Japanese: one of the most copied and popular styles; follows very prescribed rules as with bonsai, reflecting control of man over nature; often uses round lantern structures, bamboo water feature, zigzag bridge, arched red wooden bridge, tea house and similar structures, pond, koi fish, waterfall or stream, clipped plants as in bonsai; favorite plants include pines and azaleas.
Persian/Islam (Mideast, India): highly regarded for centuries and key in life and religion and so influenced; geometrical, generally rectangular, and divided into four quadrants with a central pavilion or water feature to divide (water, still or cascading, is often a key point,); private, so usually walled; paths (paved or mosaic), terraces, defined flower beds, often fragrance is included as well as fruit trees for shade.
Scandinavian: emphasis on nature and use of garden as outdoor rooms,
for social purposes;
other adjectives for this style might include clean, uncluttered, simple, sophisticated, casual, sometimes abstract, simple, contrasting forms and lines from foliage and trunks; public spaces often include circular seating, reflecting hundreds of years of such use going back to Vikings; often seen in regional art.
Southwest/Mexican: similar to Mediterranean, being influenced by a similar climate and early
Hispano-Moorish settlement, later by European settlers; often found in public parks and spaces, often geometrical, incorporating and featuring building elements and water; courtyards with tropical plants and fountains.
Tropical: predominance of plants of tropical origin with large leaves,
exotic flowers, fragrance; emphasis on form and texture; few if any
structures except perhaps beds or stone boxes appearing to float in a pool;
may include water stream or waterfall, often a pool, often with
tropical water lilies or plants; should include vines and lianas (tropical, woody), epiphytes (orchids, bromeliads, ferns), and understory plants if sufficient height.
Victorian: reflective of industrial age, more affluence and so money
and leisure time,

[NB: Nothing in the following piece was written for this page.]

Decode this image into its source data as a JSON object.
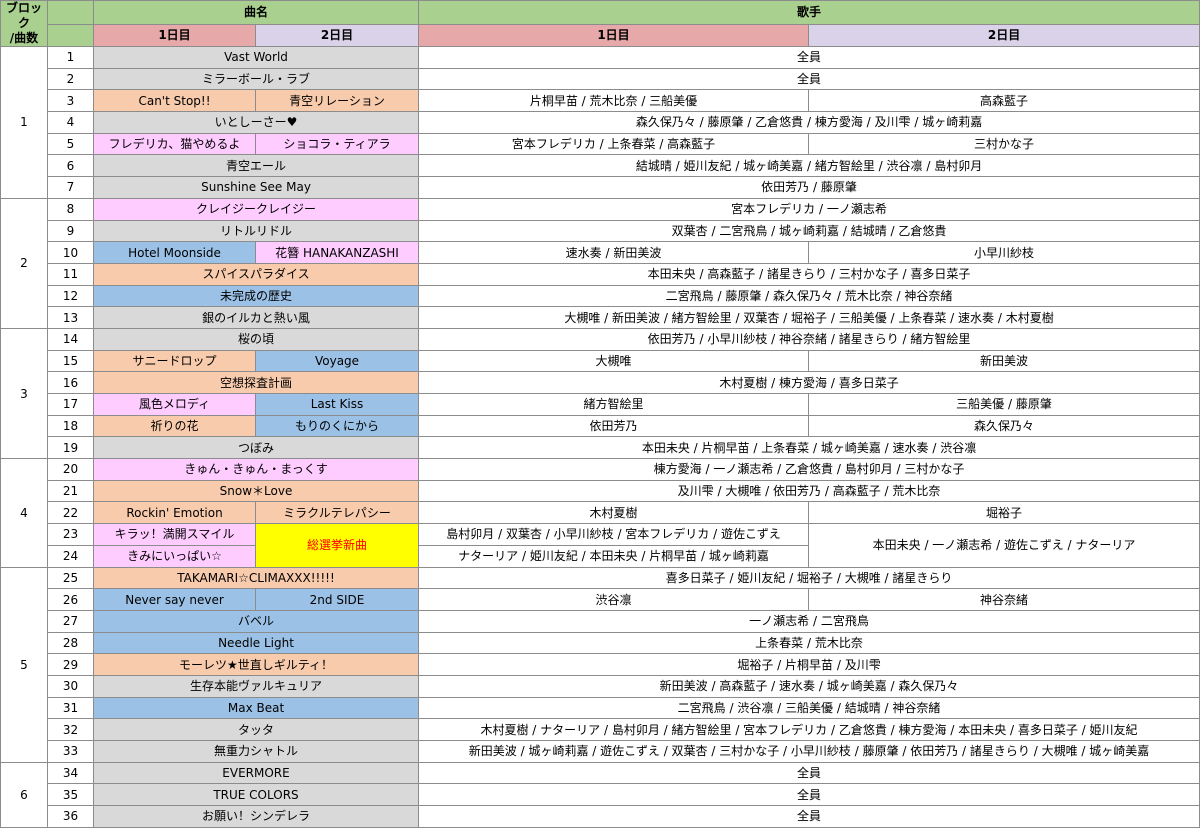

more availability of varieties from afar and beginning of breeding, and reaction to earlier natural landscapes; originally English and patterned after European; often with elaborate bedding-out schemes, iron fences and structures, and use of some tropicals with large features for contrast.